If an employee is injured in a work-related car accident, workers’ compensation is the primary source of insurance for medical and wage-loss benefits. This is why it’s important to report it to your workers’ compensation insurer right away if you have an employee who was injured in a work-related car accident.
What should employees do if they get into a car accident while driving for work?
If you have employees who drive for work, ask them to do the following if they are involved in an accident:
1. Call for help.
Of course, call an ambulance immediately if anyone is injured. Even if there aren't injuries, it's best to call local law enforcement to the scene to file a police report and issue any citations. If this isn't possible, make a legal accident report with the police department as soon as possible.
2. Obtain key information.
- Names, addresses and phone numbers of witnesses and everyone in each vehicle
- License numbers and state registrations of all vehicles involved
- Insurance information from the other driver
3. Report it to you (their employer).
Immediately report the accident to the person in the organization who handles workers' compensation claims.
What if the employee wasn't at fault?
If the other driver was primarily at fault, it's usually possible to recover workers' compensation benefits paid from the negligent driver's personal auto insurance carrier.
In many cases SFM can recover 100 percent of the workers' compensation benefits paid, but there are often situations that restrict us to recover only a portion of our total paid. The reasons for this include:
- Some states have statutes that allow the employee’s personal injury attorney to take the first third of the settlement.
- The other driver might not be 100 percent at fault, meaning the employee bears some responsibility.
- Not all workers’ compensation benefits are recognized by auto insurers. For example, payments for rehabilitation services are often questioned by liability carriers because this is not a standard benefit paid under a liability claim in many states.
- The driver's auto insurance policy limits might be less than the amount of incurred workers' compensation benefits.
Make sure employees who drive for work know what to do if they’re involved in an accident
Hopefully you and your employees won’t ever have to worry about dealing with a car accident, but it's always best to be prepared.
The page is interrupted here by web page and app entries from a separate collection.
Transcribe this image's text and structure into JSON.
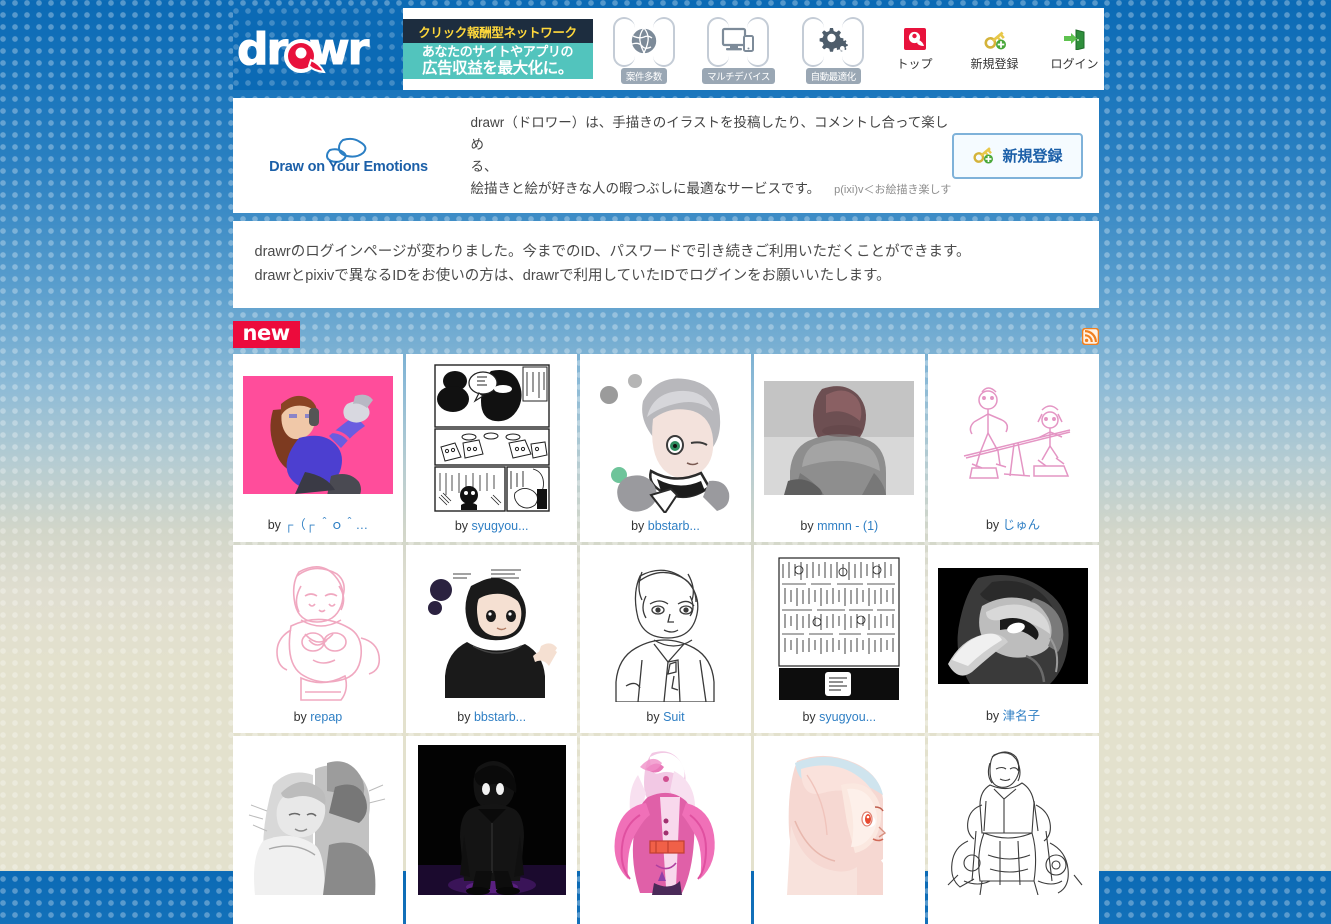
{
  "site": {
    "logo_text": "drawr",
    "brand_color": "#0b6ab5"
  },
  "ad": {
    "headline": "クリック報酬型ネットワーク",
    "line1": "あなたのサイトやアプリの",
    "line2": "広告収益を最大化に。",
    "features": [
      {
        "icon": "globe-icon",
        "label": "案件多数"
      },
      {
        "icon": "multi-device-icon",
        "label": "マルチデバイス"
      },
      {
        "icon": "gears-icon",
        "label": "自動最適化"
      }
    ]
  },
  "nav": {
    "items": [
      {
        "icon": "drawr-top-icon",
        "label": "トップ"
      },
      {
        "icon": "key-add-icon",
        "label": "新規登録"
      },
      {
        "icon": "login-door-icon",
        "label": "ログイン"
      }
    ]
  },
  "intro": {
    "tagline": "Draw on Your Emotions",
    "line1": "drawr（ドロワー）は、手描きのイラストを投稿したり、コメントし合って楽しめ",
    "line2": "る、",
    "line3": "絵描きと絵が好きな人の暇つぶしに最適なサービスです。",
    "kaomoji": "p(ixi)v＜お絵描き楽しす",
    "register_button": "新規登録"
  },
  "notice": {
    "line1": "drawrのログインページが変わりました。今までのID、パスワードで引き続きご利用いただくことができます。",
    "line2": "drawrとpixivで異なるIDをお使いの方は、drawrで利用していたIDでログインをお願いいたします。"
  },
  "new_section": {
    "badge": "new",
    "rss_icon": "rss-icon",
    "rss_color": "#f08020"
  },
  "gallery": {
    "by_prefix": "by ",
    "items": [
      {
        "author": "┌（┌ ＾ｏ＾…",
        "art": "girl-pink-bg"
      },
      {
        "author": "syugyou...",
        "art": "manga-panels"
      },
      {
        "author": "bbstarb...",
        "art": "grey-haired-boy"
      },
      {
        "author": "mmnn - (1)",
        "art": "grey-figure-sitting"
      },
      {
        "author": "じゅん",
        "art": "pink-lineart-seesaw"
      },
      {
        "author": "repap",
        "art": "pink-lineart-girl"
      },
      {
        "author": "bbstarb...",
        "art": "black-hair-boy"
      },
      {
        "author": "Suit",
        "art": "lineart-suit-boy"
      },
      {
        "author": "syugyou...",
        "art": "manga-crowd"
      },
      {
        "author": "津名子",
        "art": "plague-doctor-mask"
      },
      {
        "author": "",
        "art": "grey-couple"
      },
      {
        "author": "",
        "art": "dark-figure"
      },
      {
        "author": "",
        "art": "pink-magical-girl"
      },
      {
        "author": "",
        "art": "pink-hair-profile"
      },
      {
        "author": "",
        "art": "lineart-mecha-girl"
      }
    ]
  }
}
Making sure your employees know what to do in the event of a collision can save you, and your employees, major hassles down the road.
This is not intended to serve as legal advice for individual fact-specific legal cases or as a legal basis for your employment practices.